Aim of the task: Every record should be copied exactly, and the images omitted.

[[ Supplied records, beginning ]]

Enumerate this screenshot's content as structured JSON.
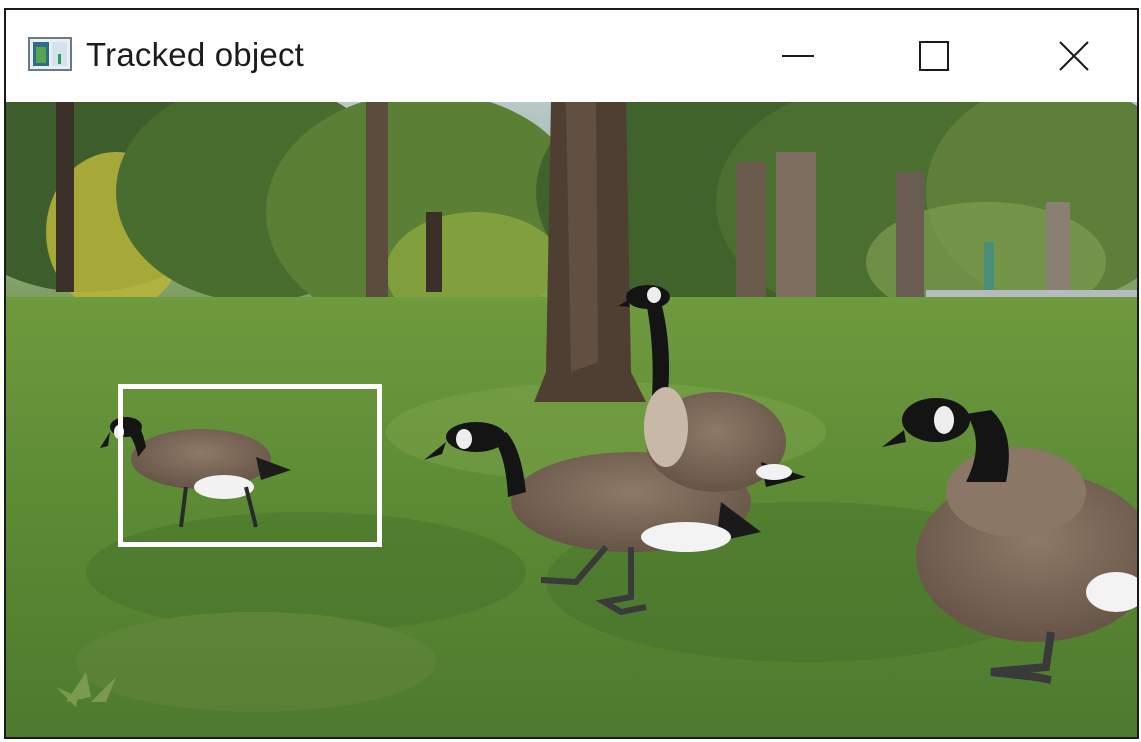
{
  "window": {
    "title": "Tracked object",
    "icon": "app-window-icon",
    "controls": {
      "minimize_icon": "minimize-icon",
      "maximize_icon": "maximize-icon",
      "close_icon": "close-icon"
    }
  },
  "frame": {
    "tracking_box": {
      "color": "#ffffff"
    },
    "colors": {
      "grass": "#5f8a38",
      "foliage": "#3f6a2a",
      "trunk": "#5a4636",
      "goose_body": "#7d6a5a",
      "goose_neck": "#141414"
    }
  }
}
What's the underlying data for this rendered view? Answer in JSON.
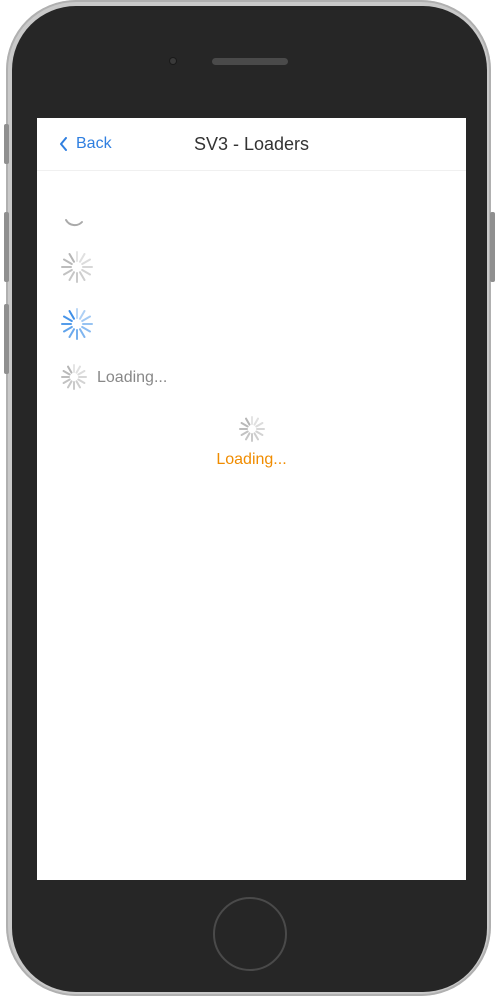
{
  "navbar": {
    "back_label": "Back",
    "title": "SV3 - Loaders"
  },
  "loaders": {
    "inline_label": "Loading...",
    "centered_label": "Loading..."
  },
  "colors": {
    "accent_blue": "#2f7fe0",
    "spinner_gray": "#b5b5b5",
    "spinner_blue": "#3d8fe8",
    "label_gray": "#888888",
    "label_orange": "#f08c00"
  }
}
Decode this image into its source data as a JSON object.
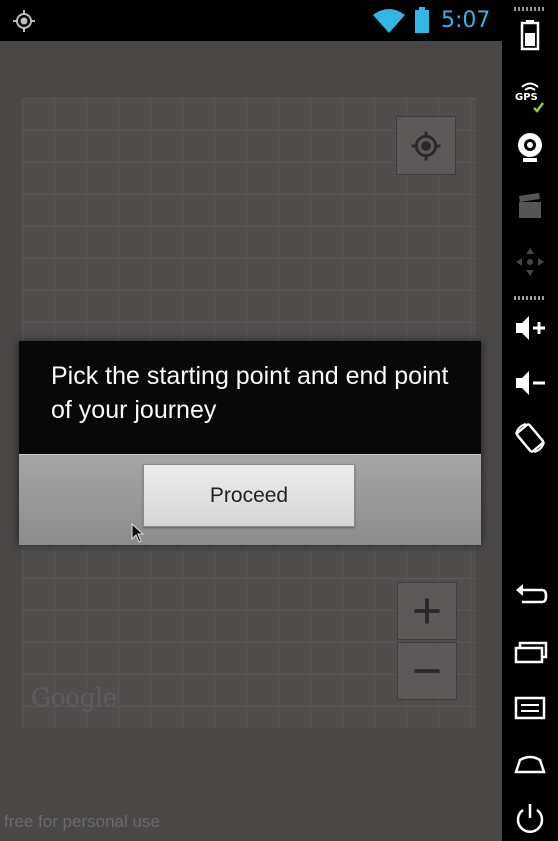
{
  "status_bar": {
    "time": "5:07",
    "icons": [
      "location-icon",
      "wifi-icon",
      "battery-icon"
    ],
    "accent_color": "#34b5e5"
  },
  "map": {
    "logo": "Google",
    "controls": [
      "my-location-icon",
      "zoom-in-icon",
      "zoom-out-icon"
    ]
  },
  "dialog": {
    "message": "Pick the starting point and end point of your journey",
    "proceed_label": "Proceed"
  },
  "emulator_controls": {
    "gps_label": "GPS",
    "icons": [
      "battery-icon",
      "gps-icon",
      "webcam-icon",
      "video-icon",
      "dpad-icon",
      "volume-up-icon",
      "volume-down-icon",
      "rotate-icon",
      "back-icon",
      "recent-apps-icon",
      "menu-icon",
      "home-icon",
      "power-icon"
    ]
  },
  "watermark": "free for personal use"
}
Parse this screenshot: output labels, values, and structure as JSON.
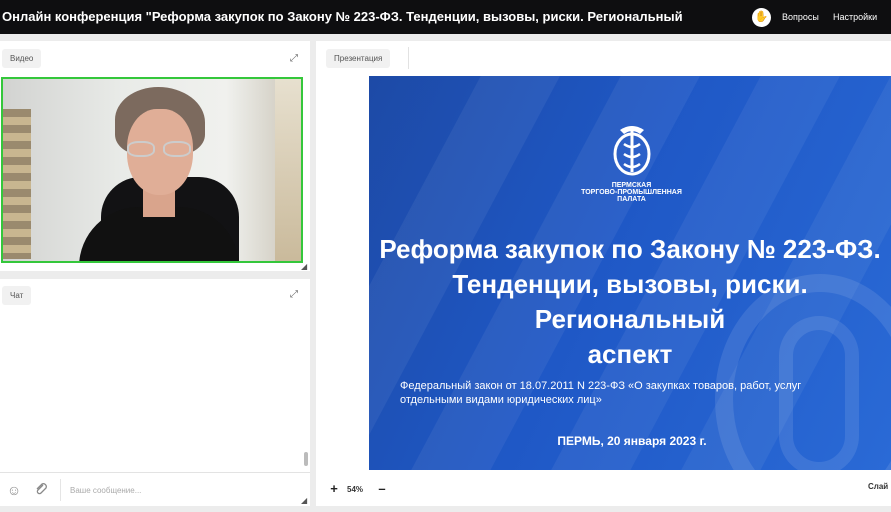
{
  "header": {
    "title": "Онлайн конференция \"Реформа закупок по Закону № 223-ФЗ. Тенденции, вызовы, риски. Региональный",
    "raise_hand_icon": "hand-icon",
    "questions_label": "Вопросы",
    "settings_label": "Настройки"
  },
  "video_panel": {
    "label": "Видео",
    "active_speaker_color": "#34c73b"
  },
  "chat_panel": {
    "label": "Чат",
    "input_placeholder": "Ваше сообщение...",
    "emoji_icon": "emoji-icon",
    "attach_icon": "paperclip-icon"
  },
  "presentation_panel": {
    "label": "Презентация",
    "zoom_level": "54%",
    "zoom_in": "+",
    "zoom_out": "–",
    "slides_label": "Слай"
  },
  "slide": {
    "org_name": "ПЕРМСКАЯ\nТОРГОВО-ПРОМЫШЛЕННАЯ\nПАЛАТА",
    "title": "Реформа закупок по Закону № 223-ФЗ.\nТенденции, вызовы, риски. Региональный\nаспект",
    "subtitle": "Федеральный закон от 18.07.2011 N 223-ФЗ «О закупках товаров, работ, услуг\nотдельными видами юридических лиц»",
    "date_line": "ПЕРМЬ, 20 января 2023 г.",
    "background_color": "#1f58c6"
  }
}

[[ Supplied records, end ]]

Response box:
Enumerate this screenshot's content as structured JSON.
{
  "window": {
    "title": "Tracked object",
    "icon": "app-window-icon",
    "controls": {
      "minimize_icon": "minimize-icon",
      "maximize_icon": "maximize-icon",
      "close_icon": "close-icon"
    }
  },
  "frame": {
    "tracking_box": {
      "color": "#ffffff"
    },
    "colors": {
      "grass": "#5f8a38",
      "foliage": "#3f6a2a",
      "trunk": "#5a4636",
      "goose_body": "#7d6a5a",
      "goose_neck": "#141414"
    }
  }
}
What's the underlying data for this rendered view? Answer in JSON.
{
  "navbar": {
    "back_label": "Back",
    "title": "SV3 - Loaders"
  },
  "loaders": {
    "inline_label": "Loading...",
    "centered_label": "Loading..."
  },
  "colors": {
    "accent_blue": "#2f7fe0",
    "spinner_gray": "#b5b5b5",
    "spinner_blue": "#3d8fe8",
    "label_gray": "#888888",
    "label_orange": "#f08c00"
  }
}
Decode this image into its source data as a JSON object.
{
  "status_bar": {
    "time": "5:07",
    "icons": [
      "location-icon",
      "wifi-icon",
      "battery-icon"
    ],
    "accent_color": "#34b5e5"
  },
  "map": {
    "logo": "Google",
    "controls": [
      "my-location-icon",
      "zoom-in-icon",
      "zoom-out-icon"
    ]
  },
  "dialog": {
    "message": "Pick the starting point and end point of your journey",
    "proceed_label": "Proceed"
  },
  "emulator_controls": {
    "gps_label": "GPS",
    "icons": [
      "battery-icon",
      "gps-icon",
      "webcam-icon",
      "video-icon",
      "dpad-icon",
      "volume-up-icon",
      "volume-down-icon",
      "rotate-icon",
      "back-icon",
      "recent-apps-icon",
      "menu-icon",
      "home-icon",
      "power-icon"
    ]
  },
  "watermark": "free for personal use"
}
Parse this screenshot: output labels, values, and structure as JSON.
{
  "header": {
    "title": "Онлайн конференция \"Реформа закупок по Закону № 223-ФЗ. Тенденции, вызовы, риски. Региональный",
    "raise_hand_icon": "hand-icon",
    "questions_label": "Вопросы",
    "settings_label": "Настройки"
  },
  "video_panel": {
    "label": "Видео",
    "active_speaker_color": "#34c73b"
  },
  "chat_panel": {
    "label": "Чат",
    "input_placeholder": "Ваше сообщение...",
    "emoji_icon": "emoji-icon",
    "attach_icon": "paperclip-icon"
  },
  "presentation_panel": {
    "label": "Презентация",
    "zoom_level": "54%",
    "zoom_in": "+",
    "zoom_out": "–",
    "slides_label": "Слай"
  },
  "slide": {
    "org_name": "ПЕРМСКАЯ\nТОРГОВО-ПРОМЫШЛЕННАЯ\nПАЛАТА",
    "title": "Реформа закупок по Закону № 223-ФЗ.\nТенденции, вызовы, риски. Региональный\nаспект",
    "subtitle": "Федеральный закон от 18.07.2011 N 223-ФЗ «О закупках товаров, работ, услуг\nотдельными видами юридических лиц»",
    "date_line": "ПЕРМЬ, 20 января 2023 г.",
    "background_color": "#1f58c6"
  }
}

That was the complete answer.